In a police survey of 201 of Britain's largest companies, 83 percent said they had experienced some form of cybercrime in 2003, costing more than 195 million pounds in business downtime, lost productivity and perceived damage to their brand or share price.
'Whilst it is too early to put an accurate figure on the total financial impact for UK businesses, all the indicators suggest that we are talking about billions rather than millions,' Len Hynds, head of Britain's National Hi-Tech Crime Unit (NHTCU), said at the e-Crime Congress in London.
The crime wave's biggest target was the financial sector. Three UK financial services firms, which the NHTCU declined to name, reported cybercrime-related damages totaling more than 60 million pounds last year.
A relatively new crime hitting the sector is known as 'phishing' where fraudsters send dubious e-mails or create spoof Web sites hoping to entice users to hand over their credit card or banking details.
Most major UK banks have been hit by the scam, including Barclays, Lloyds TSB and NatWest. Hynds said 50 UK businesses reported they were the victim of phishing attacks last year.
EASTERN EUROPEAN AND ASIAN CRIME GANGS
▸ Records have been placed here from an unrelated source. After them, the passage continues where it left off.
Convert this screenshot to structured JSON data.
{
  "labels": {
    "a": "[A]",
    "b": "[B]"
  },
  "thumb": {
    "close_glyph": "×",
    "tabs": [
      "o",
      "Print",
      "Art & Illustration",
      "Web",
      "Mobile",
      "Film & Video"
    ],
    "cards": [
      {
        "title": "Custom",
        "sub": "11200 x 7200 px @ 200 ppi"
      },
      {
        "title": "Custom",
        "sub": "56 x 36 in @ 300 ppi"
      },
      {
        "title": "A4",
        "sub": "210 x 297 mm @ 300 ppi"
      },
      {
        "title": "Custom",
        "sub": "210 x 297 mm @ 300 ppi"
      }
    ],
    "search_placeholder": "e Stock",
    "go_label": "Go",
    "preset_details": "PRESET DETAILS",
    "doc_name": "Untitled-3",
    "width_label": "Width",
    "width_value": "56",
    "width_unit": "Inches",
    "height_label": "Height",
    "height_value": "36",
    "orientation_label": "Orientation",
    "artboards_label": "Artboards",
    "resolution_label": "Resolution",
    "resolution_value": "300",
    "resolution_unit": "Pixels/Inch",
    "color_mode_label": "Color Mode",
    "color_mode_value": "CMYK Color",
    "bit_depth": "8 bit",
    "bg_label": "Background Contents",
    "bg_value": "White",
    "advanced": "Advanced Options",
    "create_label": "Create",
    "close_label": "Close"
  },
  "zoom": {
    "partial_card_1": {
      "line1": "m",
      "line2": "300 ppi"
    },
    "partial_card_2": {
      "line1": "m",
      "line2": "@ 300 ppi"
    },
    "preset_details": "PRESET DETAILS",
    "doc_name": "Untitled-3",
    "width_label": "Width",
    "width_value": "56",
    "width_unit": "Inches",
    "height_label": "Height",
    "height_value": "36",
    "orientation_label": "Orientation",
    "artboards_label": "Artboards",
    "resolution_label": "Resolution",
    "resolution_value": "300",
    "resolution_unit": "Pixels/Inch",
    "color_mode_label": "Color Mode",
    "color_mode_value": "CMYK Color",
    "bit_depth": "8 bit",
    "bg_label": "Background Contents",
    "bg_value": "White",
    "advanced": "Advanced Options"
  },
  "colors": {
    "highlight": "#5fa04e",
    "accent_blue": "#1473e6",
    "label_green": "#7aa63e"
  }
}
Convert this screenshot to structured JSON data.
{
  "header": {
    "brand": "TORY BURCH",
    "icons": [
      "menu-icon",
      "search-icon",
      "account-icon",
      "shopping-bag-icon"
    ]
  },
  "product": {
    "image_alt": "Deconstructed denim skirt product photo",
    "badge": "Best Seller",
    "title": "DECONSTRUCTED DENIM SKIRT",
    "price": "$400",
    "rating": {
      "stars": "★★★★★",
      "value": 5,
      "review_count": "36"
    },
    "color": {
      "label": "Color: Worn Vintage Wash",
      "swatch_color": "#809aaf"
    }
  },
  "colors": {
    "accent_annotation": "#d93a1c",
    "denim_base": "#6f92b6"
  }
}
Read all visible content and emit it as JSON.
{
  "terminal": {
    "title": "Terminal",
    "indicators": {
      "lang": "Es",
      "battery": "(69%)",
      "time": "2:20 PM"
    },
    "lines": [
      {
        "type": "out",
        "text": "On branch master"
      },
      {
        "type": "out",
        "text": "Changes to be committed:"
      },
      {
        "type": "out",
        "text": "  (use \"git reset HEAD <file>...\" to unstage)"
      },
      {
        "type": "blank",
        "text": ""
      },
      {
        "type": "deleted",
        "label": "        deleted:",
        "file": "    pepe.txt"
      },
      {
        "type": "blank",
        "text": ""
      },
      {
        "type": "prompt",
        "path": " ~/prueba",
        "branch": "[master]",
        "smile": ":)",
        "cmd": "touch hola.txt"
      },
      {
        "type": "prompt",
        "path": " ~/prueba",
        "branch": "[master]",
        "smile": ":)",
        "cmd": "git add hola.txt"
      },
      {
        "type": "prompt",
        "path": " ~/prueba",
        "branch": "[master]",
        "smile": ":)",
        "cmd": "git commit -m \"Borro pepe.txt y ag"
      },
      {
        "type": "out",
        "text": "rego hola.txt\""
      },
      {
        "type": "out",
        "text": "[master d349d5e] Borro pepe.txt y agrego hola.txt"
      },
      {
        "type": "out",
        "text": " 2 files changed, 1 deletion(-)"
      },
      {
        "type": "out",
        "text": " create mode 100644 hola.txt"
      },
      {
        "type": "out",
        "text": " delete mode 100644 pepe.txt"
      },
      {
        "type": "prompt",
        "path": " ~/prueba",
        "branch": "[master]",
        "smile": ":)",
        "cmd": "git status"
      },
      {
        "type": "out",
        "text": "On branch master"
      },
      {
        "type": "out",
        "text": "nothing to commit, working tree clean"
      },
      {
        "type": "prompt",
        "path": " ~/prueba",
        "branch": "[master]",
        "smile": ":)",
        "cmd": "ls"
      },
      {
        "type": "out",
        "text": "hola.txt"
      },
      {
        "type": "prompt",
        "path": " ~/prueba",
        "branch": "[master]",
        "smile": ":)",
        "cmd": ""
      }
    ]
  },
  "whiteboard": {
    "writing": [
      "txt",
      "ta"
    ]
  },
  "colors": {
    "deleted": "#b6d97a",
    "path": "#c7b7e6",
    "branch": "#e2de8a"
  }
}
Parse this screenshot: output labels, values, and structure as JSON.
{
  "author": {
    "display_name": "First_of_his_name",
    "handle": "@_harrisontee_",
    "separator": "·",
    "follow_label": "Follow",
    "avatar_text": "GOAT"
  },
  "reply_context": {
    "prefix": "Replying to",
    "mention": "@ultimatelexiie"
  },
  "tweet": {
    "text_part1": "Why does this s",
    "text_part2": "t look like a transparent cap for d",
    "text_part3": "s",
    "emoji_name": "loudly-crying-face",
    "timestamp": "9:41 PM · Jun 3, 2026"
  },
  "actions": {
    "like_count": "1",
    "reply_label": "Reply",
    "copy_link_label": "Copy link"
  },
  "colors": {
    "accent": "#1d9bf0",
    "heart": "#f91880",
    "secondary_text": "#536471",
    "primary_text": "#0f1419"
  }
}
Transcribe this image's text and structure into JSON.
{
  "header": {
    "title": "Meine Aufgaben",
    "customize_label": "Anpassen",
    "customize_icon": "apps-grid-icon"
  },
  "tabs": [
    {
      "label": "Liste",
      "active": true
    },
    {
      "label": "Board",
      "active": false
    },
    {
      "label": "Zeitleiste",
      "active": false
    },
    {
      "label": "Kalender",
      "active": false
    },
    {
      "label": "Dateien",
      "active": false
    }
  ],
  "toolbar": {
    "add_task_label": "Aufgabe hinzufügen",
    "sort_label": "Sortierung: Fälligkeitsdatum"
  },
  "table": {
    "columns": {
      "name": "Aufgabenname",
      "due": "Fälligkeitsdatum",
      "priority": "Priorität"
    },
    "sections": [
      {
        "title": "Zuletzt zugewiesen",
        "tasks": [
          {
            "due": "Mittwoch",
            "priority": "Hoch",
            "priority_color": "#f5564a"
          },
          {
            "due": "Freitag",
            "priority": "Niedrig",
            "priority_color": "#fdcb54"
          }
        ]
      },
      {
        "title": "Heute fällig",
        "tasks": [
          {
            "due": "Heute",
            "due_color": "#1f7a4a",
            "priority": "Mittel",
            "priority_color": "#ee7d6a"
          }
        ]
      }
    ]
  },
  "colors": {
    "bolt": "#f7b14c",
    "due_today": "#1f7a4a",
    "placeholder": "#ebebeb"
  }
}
Police blame organized crime gangs, particularly those in Eastern Europe and Asia, as the biggest culprit for the outbreak."